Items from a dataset
◆ ◆ ◆ ◆
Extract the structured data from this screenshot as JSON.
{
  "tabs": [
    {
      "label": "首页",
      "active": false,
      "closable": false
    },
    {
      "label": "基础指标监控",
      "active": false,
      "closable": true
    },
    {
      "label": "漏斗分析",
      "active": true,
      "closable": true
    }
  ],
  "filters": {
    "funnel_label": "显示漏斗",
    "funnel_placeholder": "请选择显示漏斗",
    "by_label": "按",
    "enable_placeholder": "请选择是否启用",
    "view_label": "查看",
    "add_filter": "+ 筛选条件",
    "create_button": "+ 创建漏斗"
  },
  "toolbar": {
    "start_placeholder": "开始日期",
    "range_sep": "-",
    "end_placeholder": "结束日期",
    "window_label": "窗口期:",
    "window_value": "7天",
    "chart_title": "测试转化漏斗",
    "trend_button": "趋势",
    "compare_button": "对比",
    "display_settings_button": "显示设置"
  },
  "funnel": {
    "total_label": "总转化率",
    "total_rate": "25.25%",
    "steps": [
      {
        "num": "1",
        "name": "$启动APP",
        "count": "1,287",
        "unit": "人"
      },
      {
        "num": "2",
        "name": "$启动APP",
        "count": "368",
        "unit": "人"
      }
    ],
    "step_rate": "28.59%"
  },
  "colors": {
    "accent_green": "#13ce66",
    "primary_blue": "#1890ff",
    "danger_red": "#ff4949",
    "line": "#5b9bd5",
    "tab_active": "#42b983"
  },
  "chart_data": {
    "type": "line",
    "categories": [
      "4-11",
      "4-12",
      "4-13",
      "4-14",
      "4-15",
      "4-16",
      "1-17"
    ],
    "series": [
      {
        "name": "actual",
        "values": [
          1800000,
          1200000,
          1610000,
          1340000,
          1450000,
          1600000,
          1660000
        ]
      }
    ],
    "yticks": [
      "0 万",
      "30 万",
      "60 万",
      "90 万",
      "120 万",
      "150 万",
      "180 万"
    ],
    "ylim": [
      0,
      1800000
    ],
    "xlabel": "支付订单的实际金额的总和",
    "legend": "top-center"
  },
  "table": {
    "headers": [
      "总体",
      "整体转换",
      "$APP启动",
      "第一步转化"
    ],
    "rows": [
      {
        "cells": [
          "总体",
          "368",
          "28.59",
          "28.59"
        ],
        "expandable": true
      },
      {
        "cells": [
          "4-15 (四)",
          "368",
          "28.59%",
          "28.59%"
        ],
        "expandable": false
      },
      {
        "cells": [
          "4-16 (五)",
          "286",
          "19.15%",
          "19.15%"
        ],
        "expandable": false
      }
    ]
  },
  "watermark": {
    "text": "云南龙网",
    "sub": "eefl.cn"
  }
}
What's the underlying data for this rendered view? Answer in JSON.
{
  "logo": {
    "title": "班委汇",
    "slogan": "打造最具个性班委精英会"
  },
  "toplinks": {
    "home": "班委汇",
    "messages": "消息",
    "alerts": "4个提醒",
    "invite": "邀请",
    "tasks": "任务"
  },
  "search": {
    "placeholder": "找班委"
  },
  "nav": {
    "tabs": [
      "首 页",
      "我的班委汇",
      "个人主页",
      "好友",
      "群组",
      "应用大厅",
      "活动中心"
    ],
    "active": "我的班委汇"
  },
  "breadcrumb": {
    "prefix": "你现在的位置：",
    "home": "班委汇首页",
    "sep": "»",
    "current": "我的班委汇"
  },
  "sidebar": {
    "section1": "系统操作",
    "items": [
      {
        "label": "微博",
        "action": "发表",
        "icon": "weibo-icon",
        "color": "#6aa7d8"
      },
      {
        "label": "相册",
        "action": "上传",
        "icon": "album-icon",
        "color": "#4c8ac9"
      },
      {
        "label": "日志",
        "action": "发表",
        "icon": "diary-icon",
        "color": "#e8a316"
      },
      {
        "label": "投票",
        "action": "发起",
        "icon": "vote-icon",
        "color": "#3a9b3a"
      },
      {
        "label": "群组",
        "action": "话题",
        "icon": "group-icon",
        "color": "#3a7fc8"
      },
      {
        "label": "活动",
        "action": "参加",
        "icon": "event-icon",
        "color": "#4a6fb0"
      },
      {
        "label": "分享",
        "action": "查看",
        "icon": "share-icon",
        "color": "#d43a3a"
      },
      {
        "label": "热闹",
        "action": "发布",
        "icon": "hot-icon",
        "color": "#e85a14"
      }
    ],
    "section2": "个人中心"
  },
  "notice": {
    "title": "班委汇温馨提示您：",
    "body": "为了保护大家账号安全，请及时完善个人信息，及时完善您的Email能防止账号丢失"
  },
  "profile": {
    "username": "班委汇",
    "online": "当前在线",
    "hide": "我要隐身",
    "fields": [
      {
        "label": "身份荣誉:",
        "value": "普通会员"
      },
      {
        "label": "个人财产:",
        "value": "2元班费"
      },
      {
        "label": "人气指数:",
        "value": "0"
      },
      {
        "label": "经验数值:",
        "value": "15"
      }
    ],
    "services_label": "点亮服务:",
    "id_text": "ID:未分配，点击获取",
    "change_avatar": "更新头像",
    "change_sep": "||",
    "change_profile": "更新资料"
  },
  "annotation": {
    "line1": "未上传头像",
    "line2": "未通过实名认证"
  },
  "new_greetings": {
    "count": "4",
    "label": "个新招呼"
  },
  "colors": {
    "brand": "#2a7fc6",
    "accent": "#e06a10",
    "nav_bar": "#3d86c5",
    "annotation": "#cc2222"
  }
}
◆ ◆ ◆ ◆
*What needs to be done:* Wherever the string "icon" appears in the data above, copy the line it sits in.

*Output for this exercise:*
        "icon": "weibo-icon",
        "icon": "album-icon",
        "icon": "diary-icon",
        "icon": "vote-icon",
        "icon": "group-icon",
        "icon": "event-icon",
        "icon": "share-icon",
        "icon": "hot-icon",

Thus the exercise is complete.